Technologies including the Internet of Things, machine learning, robotics, and drones will help farmers predict pest resurgences, test soil samples, and improve efficiencies in livestock management — reducing and optimising the use of pesticides, fertilisers, animal feed and medication.
The government agency says New Zealand has a unique opportunity to capitalise on its reputation as one of the world's four key agritech locations.
However, a major challenge for New Zealand agricultural innovation is that most of the world doesn't farm like we do. Bolger says it is easy to get caught up in the farming systems used in our own backyard, innovating with them in mind — at the expense of capturing the global market.
"If we only seek to serve New Zealand customers, then we innovate for a system that is fairly unique and our potential is limited," he says.
"If we spend 10 years developing something that works in the Waikato and then take it to Canterbury, it's going to be really hard for virtually anywhere else in the world that isn't like those two places. We need to ensure we think with our global customer base in mind.
"That doesn't mean we can't dismember our systems to find bits that can be taken offshore. The challenge is being smart so we take the right bits."
In order to reach our potential as a breeding ground for agricultural innovation, New Zealand needs to attract the right talent to the industry.
"This is a much bigger issue for the primary sector than just the technology space," says Proudfoot.
"New Zealand needs to encourage data scientists to come and work with our great biologists — we need to bring data and algorithms together with the agricultural sector that will really enable us to make a difference."
Piggott — who grew up on a dairy farm, has an engineering degree with first-class honours, and a year's experience working at Rocket Lab — agrees: "There's definitely an assumption that if you're a world leading data scientist or an analytics engineer, you're straight to Amazon, Google or Facebook. Going to work in a dairy shed is not necessarily top of the list."
But Bolger says New Zealand's history of agriculture gives us an advantage over other countries. We already associate science with the primary sector, which allows us to more easily attract top people into great careers in the industry.
"A lot of countries have moved away from agriculture," he says.
"We have a large and successful agriculture sector that spans everything from the consumer back to the farm in lots of different forms and food products.
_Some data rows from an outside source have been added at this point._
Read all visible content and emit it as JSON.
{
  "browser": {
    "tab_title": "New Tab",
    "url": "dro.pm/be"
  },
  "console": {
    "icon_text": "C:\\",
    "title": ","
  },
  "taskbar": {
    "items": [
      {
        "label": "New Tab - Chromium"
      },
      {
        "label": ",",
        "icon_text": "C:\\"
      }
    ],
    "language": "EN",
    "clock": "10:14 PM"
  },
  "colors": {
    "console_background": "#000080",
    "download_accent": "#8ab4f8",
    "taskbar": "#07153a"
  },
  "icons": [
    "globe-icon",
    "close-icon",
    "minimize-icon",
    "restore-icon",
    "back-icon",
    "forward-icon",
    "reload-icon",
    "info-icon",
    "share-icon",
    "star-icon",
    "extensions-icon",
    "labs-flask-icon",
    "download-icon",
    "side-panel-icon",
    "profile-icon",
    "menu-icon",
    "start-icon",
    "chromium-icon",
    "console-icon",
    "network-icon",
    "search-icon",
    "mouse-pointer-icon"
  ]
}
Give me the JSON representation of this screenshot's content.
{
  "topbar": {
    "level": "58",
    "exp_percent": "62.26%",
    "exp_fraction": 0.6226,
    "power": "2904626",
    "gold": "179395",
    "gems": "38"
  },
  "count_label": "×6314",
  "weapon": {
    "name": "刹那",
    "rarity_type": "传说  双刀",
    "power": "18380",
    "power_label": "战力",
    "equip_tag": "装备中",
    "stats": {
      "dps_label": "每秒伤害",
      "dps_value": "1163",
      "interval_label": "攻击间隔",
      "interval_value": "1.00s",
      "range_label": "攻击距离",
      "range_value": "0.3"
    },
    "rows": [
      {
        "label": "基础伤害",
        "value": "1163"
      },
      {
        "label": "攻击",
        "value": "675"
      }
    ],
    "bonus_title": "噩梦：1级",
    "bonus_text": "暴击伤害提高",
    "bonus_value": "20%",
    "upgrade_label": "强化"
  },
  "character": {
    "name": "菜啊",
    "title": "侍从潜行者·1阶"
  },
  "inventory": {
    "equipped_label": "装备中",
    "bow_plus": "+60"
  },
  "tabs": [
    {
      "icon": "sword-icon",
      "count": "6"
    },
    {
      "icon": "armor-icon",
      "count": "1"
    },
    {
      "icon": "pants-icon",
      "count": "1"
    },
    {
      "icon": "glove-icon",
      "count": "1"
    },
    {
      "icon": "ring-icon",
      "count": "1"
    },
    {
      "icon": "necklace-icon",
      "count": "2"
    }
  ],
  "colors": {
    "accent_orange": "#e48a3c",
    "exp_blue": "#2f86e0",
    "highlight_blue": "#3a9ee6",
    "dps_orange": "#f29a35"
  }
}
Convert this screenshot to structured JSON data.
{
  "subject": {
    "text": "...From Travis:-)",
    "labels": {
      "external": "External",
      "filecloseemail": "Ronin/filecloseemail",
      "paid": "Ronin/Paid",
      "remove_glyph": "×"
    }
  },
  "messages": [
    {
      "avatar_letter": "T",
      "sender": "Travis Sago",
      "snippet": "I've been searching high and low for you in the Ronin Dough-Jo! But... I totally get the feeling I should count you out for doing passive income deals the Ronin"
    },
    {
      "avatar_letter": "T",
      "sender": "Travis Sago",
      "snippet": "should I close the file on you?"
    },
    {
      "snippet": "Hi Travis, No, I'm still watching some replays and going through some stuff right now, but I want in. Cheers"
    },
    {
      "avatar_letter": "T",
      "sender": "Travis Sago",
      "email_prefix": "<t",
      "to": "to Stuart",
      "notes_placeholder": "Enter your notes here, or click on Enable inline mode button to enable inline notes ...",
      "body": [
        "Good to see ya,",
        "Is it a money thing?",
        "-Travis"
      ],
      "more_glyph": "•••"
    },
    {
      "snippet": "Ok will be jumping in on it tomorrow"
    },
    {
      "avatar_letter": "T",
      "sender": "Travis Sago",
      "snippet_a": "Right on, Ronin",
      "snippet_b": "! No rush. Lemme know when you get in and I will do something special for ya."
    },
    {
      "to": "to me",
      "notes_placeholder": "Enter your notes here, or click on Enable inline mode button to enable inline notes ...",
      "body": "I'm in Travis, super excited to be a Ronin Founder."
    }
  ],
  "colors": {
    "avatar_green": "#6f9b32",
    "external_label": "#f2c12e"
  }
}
It's a sector where you can have a real impact: that's exciting for millennials and centennials."
Among the uncertainty of what the evolution of the sector will look like, one certainty is that the world will continue to need food.
If New Zealand can be a provider of premium food — along with innovative technologies to produce more of it — the security in that demand should provide us with a comfortable economic platform into the future.